Twelve Kings by Bradley Beaulieu
Gollancz, 592pp standard hardback, £18.99 cover price
£10.99 on Kindle (Jan 2016)
Reviewed by Alex Bardy (Twitter: @mangozoid)
There is much to like in this mammoth book, not least some top quality world-building beneath the sheets (and between them, boom!), but there is plenty that typifies the whole fantasy epic sub-genre for me, too, and not necessarily in a good way…
Where to begin, then… well, if you’re the author it’s by chucking your heroine, Çeda (pronounced Chay-da btw) into the fighting arenas of Sharakhai under a pseudonym, the White Wolf, and have her artfully pick apart an opponent much bigger and more experienced than she is. So far, so blasé. Then you start introducing her fellow compatriots, the majority of whom are quite unsavoury types and not really the sort you’d invite round for tea and biscuits with your parents… Ahem. And then you give your readers the briefest glimpse of this living, breathing, quite remarkable fantasy world as it is today, including a vibrant and thoroughly well-defined social and cultural setting, before promptly dashing it all by swiping the curtain away and chucking the reader back to Çeda’s childhood memories, thus instantly sending the narrative into Terry Brooks and Dragonlance territory, and thus spoiling it for the rest of us… aarrgghh!

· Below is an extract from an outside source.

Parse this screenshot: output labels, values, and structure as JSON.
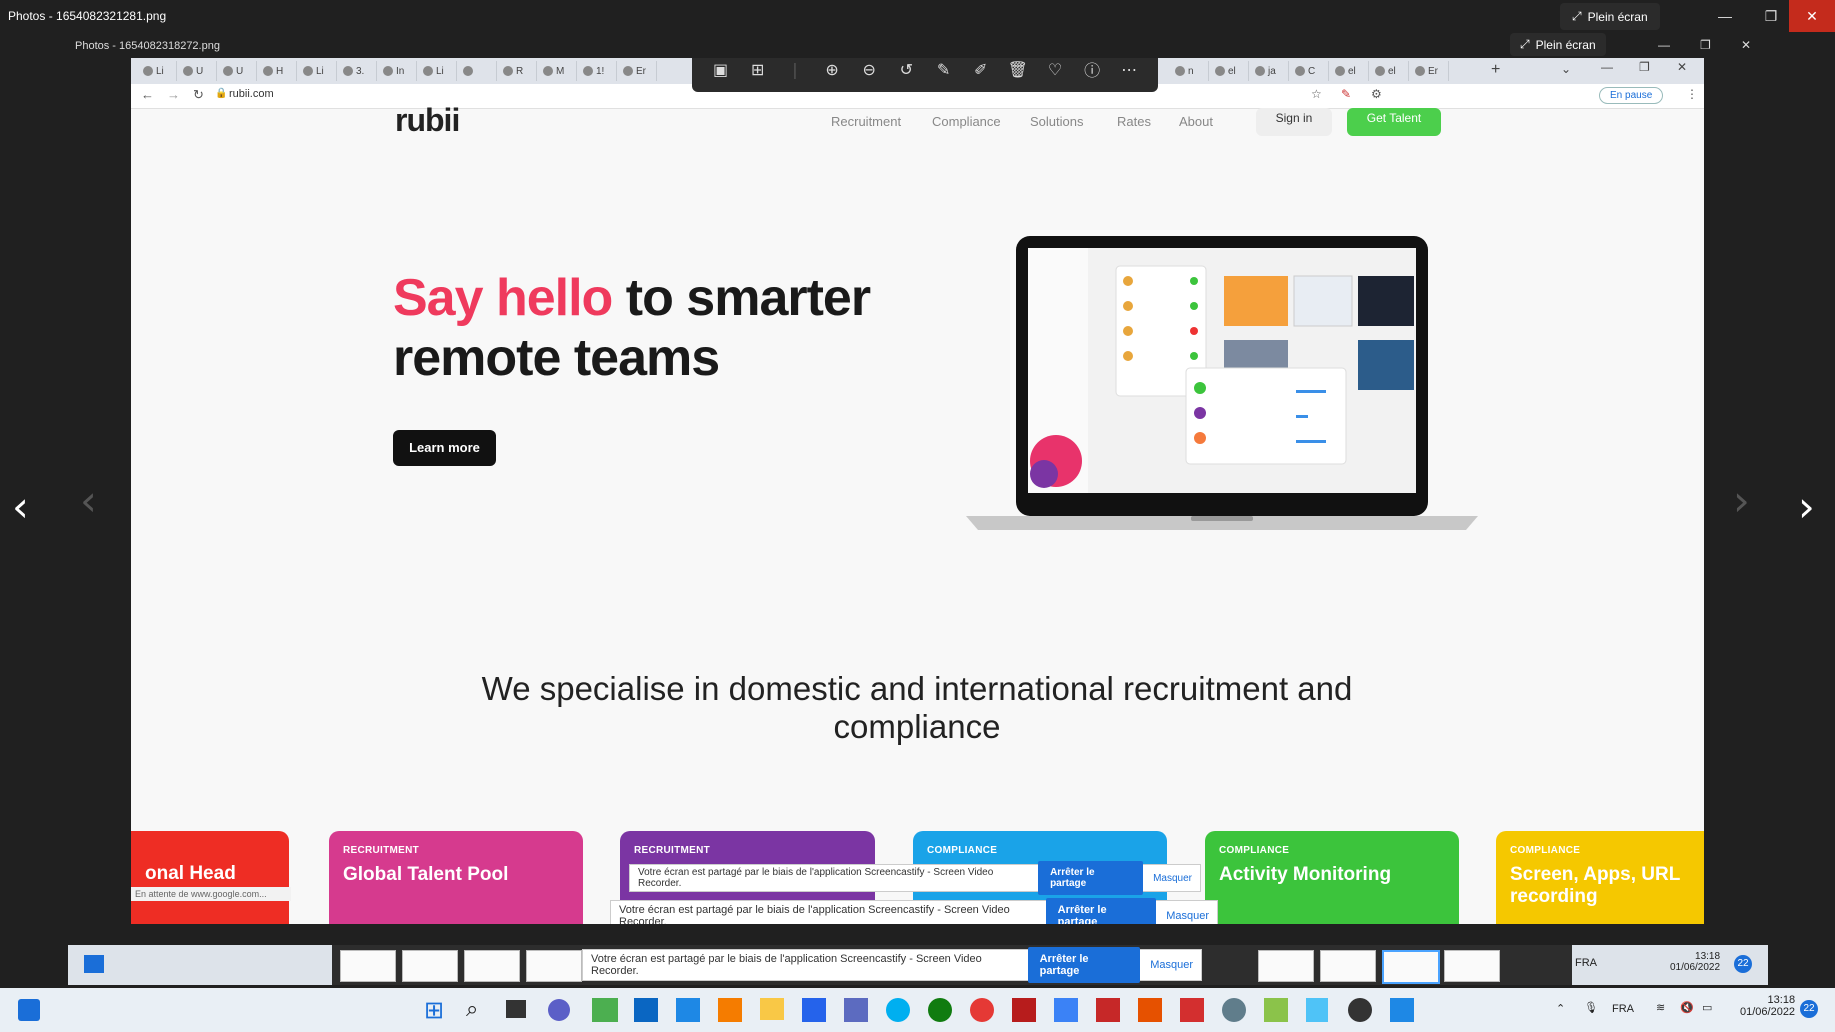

Don’t get me wrong, because I do believe the history of Çeda has a very strong and very real bearing on the way things unfold – her encounter with the desert witch and the tree chimes that seem to foretell her future is artfully done, her brief and stuttered recollection of time spent alongside her mother proves quite revealing, and the way in which magic is largely drug-induced is also refreshing to see, but this is info-dumping taken to the extreme… Really, it is. Most of what went on in Çeda’s past could’ve been dealt with and introduced in a much easier, more laidback manner, rather than sending us back numerous times to another time and place and stifling the narrative flow.
I don’t wish to be unfair to the author, because the desert world of Sharakhai is seriously complete, water-tight (sorry!), and yes, smartly done: not just in terms of how solidly the society works, the judicial and cultural aspects of same, the supposed immortality of the kings and the regimented lives of their Blade Maiden protectors, the way the desert ships skim across the sands, etc. – all of it is flawlessly executed. Yes, it’s well wrought, alright, but getting to the meat and bones of the story did feel like an extended desert hike without the necessary watering holes… 😉
It took me the best part of 400 pages to finally get into this –to stop marvelling at the cultural, social, and all-round wondrous nature of the setting– and actually start caring about the story, the characters, and the plot itself; yet none of this came from the flashbacks, the stolen memories, the historic revelations, etc. And to top it all, criminally, the ending then comes at you like an express train: so fast, so tidy, and so neatly compartmentalised that you’re left with a feeling of “what the #$!&# was all that fuss about?”
This does of course set things up smoothly for the next volume – again, typical of modern epic fantasy-stylee – but that’s not really the point imho (or maybe it is?)… Conclusion? Admire the stage and enjoy the scenery if you wish, but when it’s all over just ask yourself whether it was worth queuing up for…
* This review originally appeared on the British Fantasy Society (BFS) website here